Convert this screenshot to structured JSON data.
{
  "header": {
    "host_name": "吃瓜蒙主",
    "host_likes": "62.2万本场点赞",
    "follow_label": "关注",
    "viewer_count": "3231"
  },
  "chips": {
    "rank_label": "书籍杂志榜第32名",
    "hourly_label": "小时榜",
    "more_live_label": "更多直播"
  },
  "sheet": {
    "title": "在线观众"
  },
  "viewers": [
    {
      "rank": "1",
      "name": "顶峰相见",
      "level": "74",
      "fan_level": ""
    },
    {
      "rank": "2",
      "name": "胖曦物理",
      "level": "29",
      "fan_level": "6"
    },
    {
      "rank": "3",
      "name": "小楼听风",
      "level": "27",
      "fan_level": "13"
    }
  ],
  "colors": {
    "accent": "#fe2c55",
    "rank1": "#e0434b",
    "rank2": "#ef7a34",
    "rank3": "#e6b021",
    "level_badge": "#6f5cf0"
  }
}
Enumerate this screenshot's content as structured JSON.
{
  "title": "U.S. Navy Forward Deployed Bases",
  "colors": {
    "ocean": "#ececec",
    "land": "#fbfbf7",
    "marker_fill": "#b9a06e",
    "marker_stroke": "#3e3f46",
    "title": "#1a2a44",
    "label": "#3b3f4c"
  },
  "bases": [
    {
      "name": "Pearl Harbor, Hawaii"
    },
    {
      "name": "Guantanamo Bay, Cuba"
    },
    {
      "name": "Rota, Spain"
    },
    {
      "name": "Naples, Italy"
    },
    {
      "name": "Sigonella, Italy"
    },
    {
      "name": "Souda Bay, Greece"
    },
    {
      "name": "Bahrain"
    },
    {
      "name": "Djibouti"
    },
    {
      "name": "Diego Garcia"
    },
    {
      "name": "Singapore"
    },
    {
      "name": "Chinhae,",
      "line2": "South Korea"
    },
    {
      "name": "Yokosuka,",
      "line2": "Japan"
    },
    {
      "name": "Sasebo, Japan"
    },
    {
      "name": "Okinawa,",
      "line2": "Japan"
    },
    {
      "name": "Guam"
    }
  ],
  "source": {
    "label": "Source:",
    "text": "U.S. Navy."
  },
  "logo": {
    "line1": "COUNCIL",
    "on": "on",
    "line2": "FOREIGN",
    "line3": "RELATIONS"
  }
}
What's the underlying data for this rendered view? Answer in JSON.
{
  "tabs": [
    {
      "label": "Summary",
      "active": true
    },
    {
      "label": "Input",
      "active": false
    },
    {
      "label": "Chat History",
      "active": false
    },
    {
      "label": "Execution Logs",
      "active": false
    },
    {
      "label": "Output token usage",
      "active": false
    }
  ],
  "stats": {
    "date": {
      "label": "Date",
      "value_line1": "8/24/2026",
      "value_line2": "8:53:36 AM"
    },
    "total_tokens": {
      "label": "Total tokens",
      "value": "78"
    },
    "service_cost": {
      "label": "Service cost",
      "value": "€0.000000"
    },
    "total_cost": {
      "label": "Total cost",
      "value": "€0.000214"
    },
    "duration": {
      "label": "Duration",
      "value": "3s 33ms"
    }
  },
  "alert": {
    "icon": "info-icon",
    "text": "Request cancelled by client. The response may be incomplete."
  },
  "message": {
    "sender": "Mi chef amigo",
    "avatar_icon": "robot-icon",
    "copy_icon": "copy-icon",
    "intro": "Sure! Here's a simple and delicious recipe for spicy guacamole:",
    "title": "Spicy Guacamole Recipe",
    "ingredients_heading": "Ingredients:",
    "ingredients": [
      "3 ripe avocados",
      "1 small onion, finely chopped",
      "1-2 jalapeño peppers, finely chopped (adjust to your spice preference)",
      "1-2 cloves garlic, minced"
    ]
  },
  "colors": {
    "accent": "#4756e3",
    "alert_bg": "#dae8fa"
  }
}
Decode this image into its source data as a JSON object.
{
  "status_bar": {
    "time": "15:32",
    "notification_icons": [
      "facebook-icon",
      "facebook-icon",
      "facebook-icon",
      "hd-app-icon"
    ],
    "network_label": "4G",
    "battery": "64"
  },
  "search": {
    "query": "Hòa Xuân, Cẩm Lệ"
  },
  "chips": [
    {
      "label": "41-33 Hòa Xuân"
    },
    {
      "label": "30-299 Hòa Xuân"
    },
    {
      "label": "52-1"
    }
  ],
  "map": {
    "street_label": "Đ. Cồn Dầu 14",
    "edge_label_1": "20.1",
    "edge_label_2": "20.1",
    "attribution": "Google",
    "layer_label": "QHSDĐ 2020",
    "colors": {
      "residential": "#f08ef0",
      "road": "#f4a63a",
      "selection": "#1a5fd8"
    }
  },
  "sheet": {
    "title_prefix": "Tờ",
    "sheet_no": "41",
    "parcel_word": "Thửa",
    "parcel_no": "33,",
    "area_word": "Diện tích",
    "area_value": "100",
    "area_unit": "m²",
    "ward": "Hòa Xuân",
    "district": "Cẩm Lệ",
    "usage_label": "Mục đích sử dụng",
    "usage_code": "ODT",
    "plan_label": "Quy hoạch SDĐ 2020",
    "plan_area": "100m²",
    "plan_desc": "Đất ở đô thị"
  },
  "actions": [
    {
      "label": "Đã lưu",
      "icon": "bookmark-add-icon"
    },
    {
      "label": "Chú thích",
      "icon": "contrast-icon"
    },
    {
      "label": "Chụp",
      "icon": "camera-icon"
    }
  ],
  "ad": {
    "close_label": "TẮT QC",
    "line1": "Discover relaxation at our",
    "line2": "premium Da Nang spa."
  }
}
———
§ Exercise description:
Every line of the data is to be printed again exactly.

§ Result below:
Convert this screenshot to structured JSON data.
{
  "header": {
    "host_name": "吃瓜蒙主",
    "host_likes": "62.2万本场点赞",
    "follow_label": "关注",
    "viewer_count": "3231"
  },
  "chips": {
    "rank_label": "书籍杂志榜第32名",
    "hourly_label": "小时榜",
    "more_live_label": "更多直播"
  },
  "sheet": {
    "title": "在线观众"
  },
  "viewers": [
    {
      "rank": "1",
      "name": "顶峰相见",
      "level": "74",
      "fan_level": ""
    },
    {
      "rank": "2",
      "name": "胖曦物理",
      "level": "29",
      "fan_level": "6"
    },
    {
      "rank": "3",
      "name": "小楼听风",
      "level": "27",
      "fan_level": "13"
    }
  ],
  "colors": {
    "accent": "#fe2c55",
    "rank1": "#e0434b",
    "rank2": "#ef7a34",
    "rank3": "#e6b021",
    "level_badge": "#6f5cf0"
  }
}
Enumerate this screenshot's content as structured JSON.
{
  "title": "U.S. Navy Forward Deployed Bases",
  "colors": {
    "ocean": "#ececec",
    "land": "#fbfbf7",
    "marker_fill": "#b9a06e",
    "marker_stroke": "#3e3f46",
    "title": "#1a2a44",
    "label": "#3b3f4c"
  },
  "bases": [
    {
      "name": "Pearl Harbor, Hawaii"
    },
    {
      "name": "Guantanamo Bay, Cuba"
    },
    {
      "name": "Rota, Spain"
    },
    {
      "name": "Naples, Italy"
    },
    {
      "name": "Sigonella, Italy"
    },
    {
      "name": "Souda Bay, Greece"
    },
    {
      "name": "Bahrain"
    },
    {
      "name": "Djibouti"
    },
    {
      "name": "Diego Garcia"
    },
    {
      "name": "Singapore"
    },
    {
      "name": "Chinhae,",
      "line2": "South Korea"
    },
    {
      "name": "Yokosuka,",
      "line2": "Japan"
    },
    {
      "name": "Sasebo, Japan"
    },
    {
      "name": "Okinawa,",
      "line2": "Japan"
    },
    {
      "name": "Guam"
    }
  ],
  "source": {
    "label": "Source:",
    "text": "U.S. Navy."
  },
  "logo": {
    "line1": "COUNCIL",
    "on": "on",
    "line2": "FOREIGN",
    "line3": "RELATIONS"
  }
}
What's the underlying data for this rendered view? Answer in JSON.
{
  "tabs": [
    {
      "label": "Summary",
      "active": true
    },
    {
      "label": "Input",
      "active": false
    },
    {
      "label": "Chat History",
      "active": false
    },
    {
      "label": "Execution Logs",
      "active": false
    },
    {
      "label": "Output token usage",
      "active": false
    }
  ],
  "stats": {
    "date": {
      "label": "Date",
      "value_line1": "8/24/2026",
      "value_line2": "8:53:36 AM"
    },
    "total_tokens": {
      "label": "Total tokens",
      "value": "78"
    },
    "service_cost": {
      "label": "Service cost",
      "value": "€0.000000"
    },
    "total_cost": {
      "label": "Total cost",
      "value": "€0.000214"
    },
    "duration": {
      "label": "Duration",
      "value": "3s 33ms"
    }
  },
  "alert": {
    "icon": "info-icon",
    "text": "Request cancelled by client. The response may be incomplete."
  },
  "message": {
    "sender": "Mi chef amigo",
    "avatar_icon": "robot-icon",
    "copy_icon": "copy-icon",
    "intro": "Sure! Here's a simple and delicious recipe for spicy guacamole:",
    "title": "Spicy Guacamole Recipe",
    "ingredients_heading": "Ingredients:",
    "ingredients": [
      "3 ripe avocados",
      "1 small onion, finely chopped",
      "1-2 jalapeño peppers, finely chopped (adjust to your spice preference)",
      "1-2 cloves garlic, minced"
    ]
  },
  "colors": {
    "accent": "#4756e3",
    "alert_bg": "#dae8fa"
  }
}
Decode this image into its source data as a JSON object.
{
  "status_bar": {
    "time": "15:32",
    "notification_icons": [
      "facebook-icon",
      "facebook-icon",
      "facebook-icon",
      "hd-app-icon"
    ],
    "network_label": "4G",
    "battery": "64"
  },
  "search": {
    "query": "Hòa Xuân, Cẩm Lệ"
  },
  "chips": [
    {
      "label": "41-33 Hòa Xuân"
    },
    {
      "label": "30-299 Hòa Xuân"
    },
    {
      "label": "52-1"
    }
  ],
  "map": {
    "street_label": "Đ. Cồn Dầu 14",
    "edge_label_1": "20.1",
    "edge_label_2": "20.1",
    "attribution": "Google",
    "layer_label": "QHSDĐ 2020",
    "colors": {
      "residential": "#f08ef0",
      "road": "#f4a63a",
      "selection": "#1a5fd8"
    }
  },
  "sheet": {
    "title_prefix": "Tờ",
    "sheet_no": "41",
    "parcel_word": "Thửa",
    "parcel_no": "33,",
    "area_word": "Diện tích",
    "area_value": "100",
    "area_unit": "m²",
    "ward": "Hòa Xuân",
    "district": "Cẩm Lệ",
    "usage_label": "Mục đích sử dụng",
    "usage_code": "ODT",
    "plan_label": "Quy hoạch SDĐ 2020",
    "plan_area": "100m²",
    "plan_desc": "Đất ở đô thị"
  },
  "actions": [
    {
      "label": "Đã lưu",
      "icon": "bookmark-add-icon"
    },
    {
      "label": "Chú thích",
      "icon": "contrast-icon"
    },
    {
      "label": "Chụp",
      "icon": "camera-icon"
    }
  ],
  "ad": {
    "close_label": "TẮT QC",
    "line1": "Discover relaxation at our",
    "line2": "premium Da Nang spa."
  }
}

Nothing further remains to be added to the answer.